Starbucks to Cut Up to 12,000 Jobs, Close 600 Stores
Starbucks said on Tuesday it plans to close 600 underperforming U.S. stores and cut up to 12,000 full- and part-time positions, as it copes with an economic downturn and increasing
The coffee seller, bracing for its first full-year profit decline since 2000, has been grappling with the slowing U.S. economy and consumer spending at the same time that major competitors like McDonald's have begun attacking its core business.
Starbucks plans to close the company-operated stores by the end of March 2009. The related job cuts would reduce the company's U.S. workforce by about 8 percent.
The news lifted shares nearly 5 percent.
In a conference call with analysts, Chief Executive Peter Bocian said the move should improve company's domestic profitability and help it meet previously issued forecasts calling for accelerating earnings for fiscal 2009 through 2011.
In January, Starbucks brought back founder and chief executive Howard Schultz to turn around the company. Soon after, Schultz targeted 100 stores for closure -- a number that grew by 500 when firm plans were announced on Tuesday.
He has also slashed plans for store openings and shifted the company's most ambitious expansion efforts to international markets.
"At this point, management has decided that 2008 is a wash and to throw in everything but the kitchen sink to get ready for growth in 2009 and beyond," said William Blair analyst Sharon Zackfia. "It's another sign that management doesn't have their head in the sand," said Zackfia, who has an "outperform" rating on the stock.
Starbucks said the 600 stores are either unprofitable now or are not expected to meet future return thresholds. All of the targeted units are close to another company-operated store, Bocian said.
"This is validating some of the critics who said they were opening stores too close to one another," said James Walsh, an analyst at Starbucks investor Coldstream Capital Management.
Those critics complained that the company had overbuilt in the United States -- particularly in major urban areas like Manhattan, where it is not unusual to see several Starbucks in a single city block.
The Seattle-based company was also an aggressive builder in California and Florida. Those states experienced red-hot growth during the housing boom and have been hardest hit by the U.S. housing downturn.
Oppenheimer & Co analyst Matt DiFrisco said he was "very encouraged" by the company's announcement. "It helps remove some of the cannibalization that the company brought on itself," said DiFrisco, who also has an "outperform" rating on Starbucks shares.
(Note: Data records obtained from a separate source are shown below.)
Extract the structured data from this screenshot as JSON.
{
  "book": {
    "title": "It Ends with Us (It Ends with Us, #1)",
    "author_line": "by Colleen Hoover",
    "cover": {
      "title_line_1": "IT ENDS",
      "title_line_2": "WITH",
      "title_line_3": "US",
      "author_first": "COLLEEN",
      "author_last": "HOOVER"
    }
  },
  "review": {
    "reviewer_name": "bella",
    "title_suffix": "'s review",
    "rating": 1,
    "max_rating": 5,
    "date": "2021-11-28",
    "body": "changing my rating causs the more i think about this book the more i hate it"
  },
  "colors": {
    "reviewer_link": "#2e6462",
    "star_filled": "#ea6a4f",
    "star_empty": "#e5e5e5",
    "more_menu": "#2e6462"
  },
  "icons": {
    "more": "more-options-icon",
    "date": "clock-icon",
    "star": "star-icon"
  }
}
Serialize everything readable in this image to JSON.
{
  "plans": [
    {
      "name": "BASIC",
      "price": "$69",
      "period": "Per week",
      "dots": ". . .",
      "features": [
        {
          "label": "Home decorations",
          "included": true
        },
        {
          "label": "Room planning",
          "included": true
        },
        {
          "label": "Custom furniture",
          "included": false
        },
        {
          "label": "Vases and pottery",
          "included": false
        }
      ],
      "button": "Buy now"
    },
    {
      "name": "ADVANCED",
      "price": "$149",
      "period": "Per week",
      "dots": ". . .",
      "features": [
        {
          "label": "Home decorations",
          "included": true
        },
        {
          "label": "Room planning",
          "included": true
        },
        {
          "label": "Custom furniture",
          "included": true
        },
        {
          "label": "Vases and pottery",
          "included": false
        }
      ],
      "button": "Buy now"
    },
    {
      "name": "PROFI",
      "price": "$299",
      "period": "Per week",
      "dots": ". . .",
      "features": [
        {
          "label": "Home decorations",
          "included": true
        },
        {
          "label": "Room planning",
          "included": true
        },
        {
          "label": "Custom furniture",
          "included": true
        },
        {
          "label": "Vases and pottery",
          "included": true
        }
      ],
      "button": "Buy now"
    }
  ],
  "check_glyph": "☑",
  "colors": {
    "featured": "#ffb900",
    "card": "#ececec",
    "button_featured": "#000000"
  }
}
Starbucks said the closures are spread across all major U.S. markets and that 70 percent of the targeted stores have been open since the beginning of fiscal 2006.
Total pretax charges associated with the planned U.S. company-operated store closures, including costs associated with severance, are estimated to be in the range of $328 million to $348 million.
Starbucks also trimmed planned openings for its upcoming fiscal year ended September 2009. It now plans to open fewer than 200 new U.S. company-operated stores, down from 250 previously.
The stock rose to $16.35 in after hours trading, up 4.7 percent from its close of $15.62 on Nasdaq.
While investors cheered the announcement, analysts were quick to point out that a further worsening of the U.S. economy or steep increases in gas and food prices would put additional pressure on the company known for its premium-priced coffee drinks, such as $3 to $4 lattes.
"Consumers are not in the spending mood," said Bob Goldin, executive vice president at restaurant consulting firm Technomic.